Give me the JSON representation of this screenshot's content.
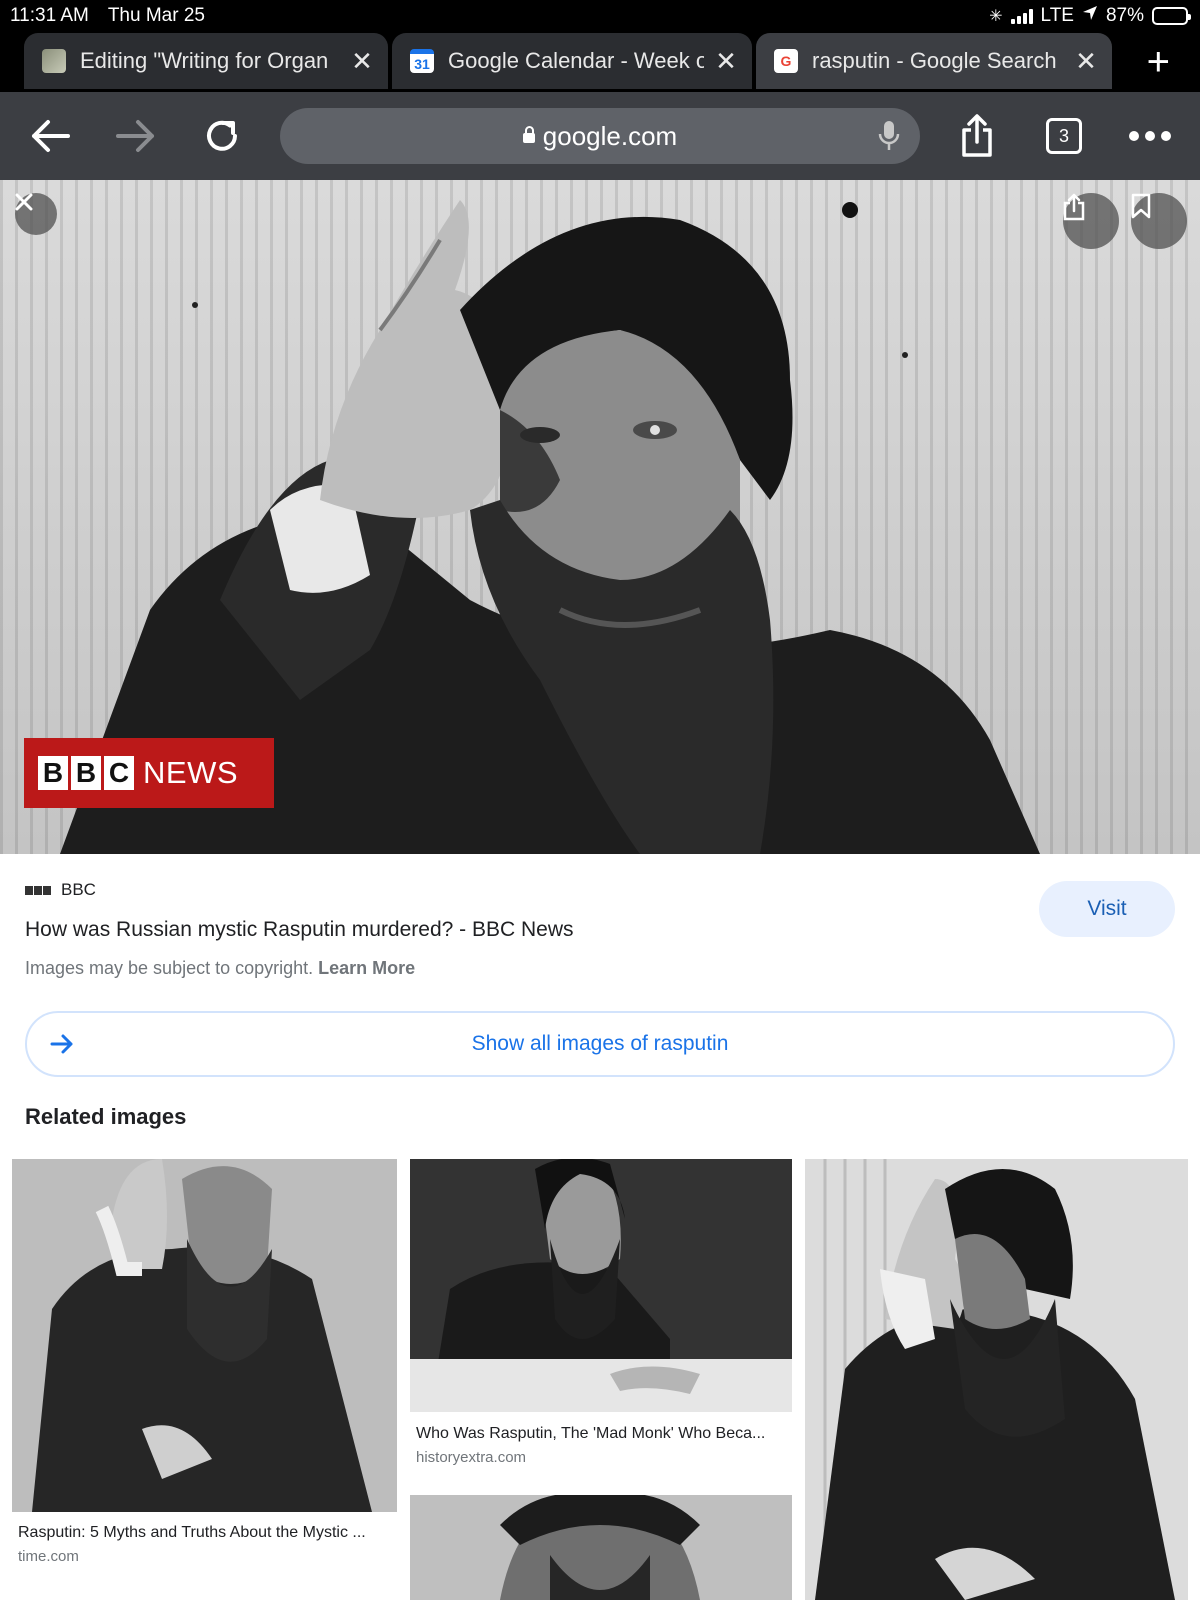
{
  "status_bar": {
    "time": "11:31 AM",
    "date": "Thu Mar 25",
    "network": "LTE",
    "battery": "87%",
    "battery_level": 0.87
  },
  "tabs": [
    {
      "title": "Editing \"Writing for Organ",
      "favicon": "image-favicon",
      "active": false
    },
    {
      "title": "Google Calendar - Week of",
      "favicon": "calendar-favicon",
      "favicon_text": "31",
      "active": false
    },
    {
      "title": "rasputin - Google Search",
      "favicon": "google-favicon",
      "favicon_text": "G",
      "active": true
    }
  ],
  "toolbar": {
    "url": "google.com",
    "tab_count": "3"
  },
  "viewer": {
    "logo_letters": [
      "B",
      "B",
      "C"
    ],
    "logo_word": "NEWS"
  },
  "result": {
    "source": "BBC",
    "title": "How was Russian mystic Rasputin murdered? - BBC News",
    "copyright_text": "Images may be subject to copyright.",
    "learn_more": "Learn More",
    "visit_label": "Visit"
  },
  "show_all_label": "Show all images of rasputin",
  "related": {
    "heading": "Related images",
    "items": [
      {
        "caption": "Rasputin: 5 Myths and Truths About the Mystic ...",
        "domain": "time.com"
      },
      {
        "caption": "Who Was Rasputin, The 'Mad Monk' Who Beca...",
        "domain": "historyextra.com"
      },
      {
        "caption": "",
        "domain": ""
      }
    ]
  },
  "colors": {
    "tab_strip": "#000000",
    "toolbar": "#3c3e43",
    "bbc_red": "#bb1919",
    "link_blue": "#1a73e8"
  }
}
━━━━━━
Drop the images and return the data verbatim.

*Output of the exercise*:
Give me the JSON representation of this screenshot's content.
{
  "status_bar": {
    "time": "11:31 AM",
    "date": "Thu Mar 25",
    "network": "LTE",
    "battery": "87%",
    "battery_level": 0.87
  },
  "tabs": [
    {
      "title": "Editing \"Writing for Organ",
      "favicon": "image-favicon",
      "active": false
    },
    {
      "title": "Google Calendar - Week of",
      "favicon": "calendar-favicon",
      "favicon_text": "31",
      "active": false
    },
    {
      "title": "rasputin - Google Search",
      "favicon": "google-favicon",
      "favicon_text": "G",
      "active": true
    }
  ],
  "toolbar": {
    "url": "google.com",
    "tab_count": "3"
  },
  "viewer": {
    "logo_letters": [
      "B",
      "B",
      "C"
    ],
    "logo_word": "NEWS"
  },
  "result": {
    "source": "BBC",
    "title": "How was Russian mystic Rasputin murdered? - BBC News",
    "copyright_text": "Images may be subject to copyright.",
    "learn_more": "Learn More",
    "visit_label": "Visit"
  },
  "show_all_label": "Show all images of rasputin",
  "related": {
    "heading": "Related images",
    "items": [
      {
        "caption": "Rasputin: 5 Myths and Truths About the Mystic ...",
        "domain": "time.com"
      },
      {
        "caption": "Who Was Rasputin, The 'Mad Monk' Who Beca...",
        "domain": "historyextra.com"
      },
      {
        "caption": "",
        "domain": ""
      }
    ]
  },
  "colors": {
    "tab_strip": "#000000",
    "toolbar": "#3c3e43",
    "bbc_red": "#bb1919",
    "link_blue": "#1a73e8"
  }
}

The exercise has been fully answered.